- Would a person reading your conclusion know what question you had asked and how you had arrived at your answer? (Again, ask for a real paraphrase.)
Now polish and edit your style by moving to smaller matters such as word choice, sentence structure, grammar, punctuation, and spelling. You may already have passages that you know need further work. This is where you can use computer programs (with care) and reference material such as handbooks and handouts. Here are some tips
- Read passages aloud to see if you have achieved the emphasis you want. Look for places to use short sentences to draw attention to key ideas, questions, or argumentative statements. If you can't read a sentence all the way through with expression, try cutting it into two or more.
- Be sure to use spell check. It will help you catch most typos and many wrongly spelled words. But don't let it replace anything automatically, or you'll end up with nonsense words. You will still have to read through your piece and use a print dictionary or writer's handbook to look up words that you suspect are not right.
- Don't depend on a thesaurus. It will supply you with lists of words in the same general category as the one you have tried-but most of them won't make sense. Use plain clear words instead. Use a print dictionary and look up synonyms given as part of definitions. Always look at the samples of usage too.
- Don't depend on a grammar checker. The best ones still miss many errors, and they give a lot of bad advice. If you know that you overuse slang or the passive voice, you may find some of the "hits" useful, but be sure to make your own choice of replacement phrases. A few of the explanations may be useful. But nothing can substitute for your own judgement.
A Note on Appearance:
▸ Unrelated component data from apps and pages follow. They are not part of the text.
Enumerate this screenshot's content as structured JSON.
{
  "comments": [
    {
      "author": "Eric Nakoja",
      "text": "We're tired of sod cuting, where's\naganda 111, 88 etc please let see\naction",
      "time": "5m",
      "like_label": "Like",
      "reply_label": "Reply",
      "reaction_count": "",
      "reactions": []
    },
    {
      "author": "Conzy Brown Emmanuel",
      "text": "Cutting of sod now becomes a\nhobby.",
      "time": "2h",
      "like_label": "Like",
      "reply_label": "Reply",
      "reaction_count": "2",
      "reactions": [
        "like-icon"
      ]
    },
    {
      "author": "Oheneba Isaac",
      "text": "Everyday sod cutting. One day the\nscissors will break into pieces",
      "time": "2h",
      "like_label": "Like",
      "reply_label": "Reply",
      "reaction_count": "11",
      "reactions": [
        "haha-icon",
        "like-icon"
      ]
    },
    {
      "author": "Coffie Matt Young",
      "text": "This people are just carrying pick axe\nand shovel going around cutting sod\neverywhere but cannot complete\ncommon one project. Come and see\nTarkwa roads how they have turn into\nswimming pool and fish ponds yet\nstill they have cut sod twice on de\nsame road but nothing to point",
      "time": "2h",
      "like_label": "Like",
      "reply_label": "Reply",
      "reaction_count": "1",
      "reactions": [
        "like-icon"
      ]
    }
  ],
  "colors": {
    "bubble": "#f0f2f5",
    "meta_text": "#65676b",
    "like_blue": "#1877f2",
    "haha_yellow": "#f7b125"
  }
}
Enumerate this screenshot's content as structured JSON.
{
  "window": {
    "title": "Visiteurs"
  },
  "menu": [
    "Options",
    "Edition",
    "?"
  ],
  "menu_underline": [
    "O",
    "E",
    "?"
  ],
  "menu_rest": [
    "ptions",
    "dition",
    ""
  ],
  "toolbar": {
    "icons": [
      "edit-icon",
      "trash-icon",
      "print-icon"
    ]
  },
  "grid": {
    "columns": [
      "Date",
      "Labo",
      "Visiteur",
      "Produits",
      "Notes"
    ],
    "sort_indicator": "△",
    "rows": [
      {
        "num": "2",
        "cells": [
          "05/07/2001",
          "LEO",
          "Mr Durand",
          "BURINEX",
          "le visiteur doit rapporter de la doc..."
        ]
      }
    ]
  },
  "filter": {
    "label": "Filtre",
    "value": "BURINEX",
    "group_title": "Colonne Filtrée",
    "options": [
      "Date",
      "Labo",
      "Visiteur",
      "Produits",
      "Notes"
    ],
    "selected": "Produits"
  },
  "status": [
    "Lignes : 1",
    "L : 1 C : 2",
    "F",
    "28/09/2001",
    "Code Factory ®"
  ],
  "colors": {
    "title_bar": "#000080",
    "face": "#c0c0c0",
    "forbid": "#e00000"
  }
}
Looks do count. Give your instructor the pleasure of handling a handsome document-or at least of not getting annoyed or inconvenienced. These are the basic expectations for any type of assignment
- Include a cover page giving the title of your paper, the name of the course, your name, the date, and the instructor's name. Don't bother with coloured paper, fancy print, or decorations.
- Number your pages in the top right-hand corner. Omit the number for the first page of your paper (since it will be headed by the title), starting in with 2 on the second page.
- Double-space your text, including indented quotations, footnotes, and reference lists. Leave margins of one inch (2.5 cm) on all sides of the page.
- Use a standard font in twelve-point size. For easier reading, don't right-justify your lines.
- Put the reference list or bibliography on a separate page at the end. (See the handout on Standard Documentation Format: choose your format, then use the examples as guides.)
- Staple your pages; don't use a bulky binding or cover.